For awhile, I was having a soft-restart with each new move. I announced new mini-collections, dropped PCs (bye, Matt Kemp), added new PCs (hello, Walker Buehler), and even moved the blog ot a new domain (then back again) over the last year-and-a-half. Frankly, it's been difficult maintaining these new collections considering I haven't made any time to actually go and add new cards to them. But I'm finally at a point where I feel confident in my ability to devote time to collecting and blogging, and that's a great feeling. 

Despite all of the ups-and-downs over the last few years, I've been steadfast in my chase to complete every Dodgers' team set from Topps Flagship dating back to 1951. Considering there are 2,117 cards to chase as of this post, this has been and will continue to be a long-term (and everlasting) project.

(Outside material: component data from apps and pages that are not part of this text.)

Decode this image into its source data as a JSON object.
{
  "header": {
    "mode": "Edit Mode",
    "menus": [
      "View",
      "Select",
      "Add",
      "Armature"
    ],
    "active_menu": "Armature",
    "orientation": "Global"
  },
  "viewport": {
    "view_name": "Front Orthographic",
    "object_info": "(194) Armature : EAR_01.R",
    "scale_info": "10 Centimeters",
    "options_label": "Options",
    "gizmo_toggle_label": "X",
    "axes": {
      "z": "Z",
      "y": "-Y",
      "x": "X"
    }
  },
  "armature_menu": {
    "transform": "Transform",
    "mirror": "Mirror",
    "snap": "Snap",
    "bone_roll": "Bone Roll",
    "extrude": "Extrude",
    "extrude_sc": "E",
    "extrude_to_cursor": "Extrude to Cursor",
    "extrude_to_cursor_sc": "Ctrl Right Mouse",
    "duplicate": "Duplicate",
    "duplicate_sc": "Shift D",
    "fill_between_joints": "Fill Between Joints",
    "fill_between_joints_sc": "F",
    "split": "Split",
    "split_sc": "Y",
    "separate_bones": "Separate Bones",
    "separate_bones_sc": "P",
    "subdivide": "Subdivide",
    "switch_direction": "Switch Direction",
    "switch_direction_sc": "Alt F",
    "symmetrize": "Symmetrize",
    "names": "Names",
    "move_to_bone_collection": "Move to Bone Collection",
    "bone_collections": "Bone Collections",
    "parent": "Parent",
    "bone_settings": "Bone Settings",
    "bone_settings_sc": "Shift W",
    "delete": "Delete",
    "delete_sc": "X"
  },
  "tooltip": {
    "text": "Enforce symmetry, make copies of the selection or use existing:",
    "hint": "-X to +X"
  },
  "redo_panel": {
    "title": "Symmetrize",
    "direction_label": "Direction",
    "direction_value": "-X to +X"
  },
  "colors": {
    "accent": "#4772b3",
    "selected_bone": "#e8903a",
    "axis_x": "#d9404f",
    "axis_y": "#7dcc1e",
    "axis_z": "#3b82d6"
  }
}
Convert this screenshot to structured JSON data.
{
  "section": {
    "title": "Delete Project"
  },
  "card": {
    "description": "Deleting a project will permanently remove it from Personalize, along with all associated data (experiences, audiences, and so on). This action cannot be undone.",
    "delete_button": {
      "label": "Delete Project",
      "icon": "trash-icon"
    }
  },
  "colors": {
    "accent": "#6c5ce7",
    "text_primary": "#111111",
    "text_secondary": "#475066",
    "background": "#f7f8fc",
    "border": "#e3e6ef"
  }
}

But I've made a ton of progress over the last two weeks alone, and I'm happy to begin showing off some of my spoils. 

What better place to begin than with some sweet vintage cardboard. In one quick (and inexpensive) eBay purchase, I managed to complete the colorful 1975 set. I had seven cards from the set heading into the purchase, but happened upon this lot of 26 cards--the exact 26 I needed to complete the 33-card set. After shipping costs and tax were accounted for, these checked in at just 47 cents a pop. Not too bad. 

By my count, there are 7 different color combinations for the 1975 set (please chime in if I'm incorrect), some better than others. I absolutely love the blue/green combo as seen in the Manny Mota card in the scan above, as well as the red/blue combo seen on the Geoff Zahn. I'm a sucker for blue Dodgers' cards, so that's not surprising. The yellow/red and yellow/green combos are also pretty sweet, and that Ron Cey card is a thing of beauty. 

One of the most interesting features of this set--and probably most sets from the 70s--is the sheer amount of sideburns. I counted 17 dudes with sideburns in the Dodgers cards alone, ranging from Rick Auerbachs' modest sidesburns to Jim Wynn's...well, I don't know what to call them. One thing's for sure, someone needs to create a bracket for best sideburns on a baseball card. 

There are a lot of standout cards in the set, but Steve Garvey's takes the cake for me. In fact, when I think of Garvey cards, this is the first one that comes to mind. It's honestly a little surprising considering the popularity/notoriety of his 1973 card--that 1973 being one of my favorite cards in existence. 

The 1975 set marks my first completed set from the 1970s and the earliest set I'm completed to date. Even with this set completed, I still only have 35% of the decade collected, so I'll need to continue filling the gaps. For those interested, here's a snapshot of my progress from 1951-2020. You can view the full spreadsheet which includes year-by-year breakdowns of my needs here.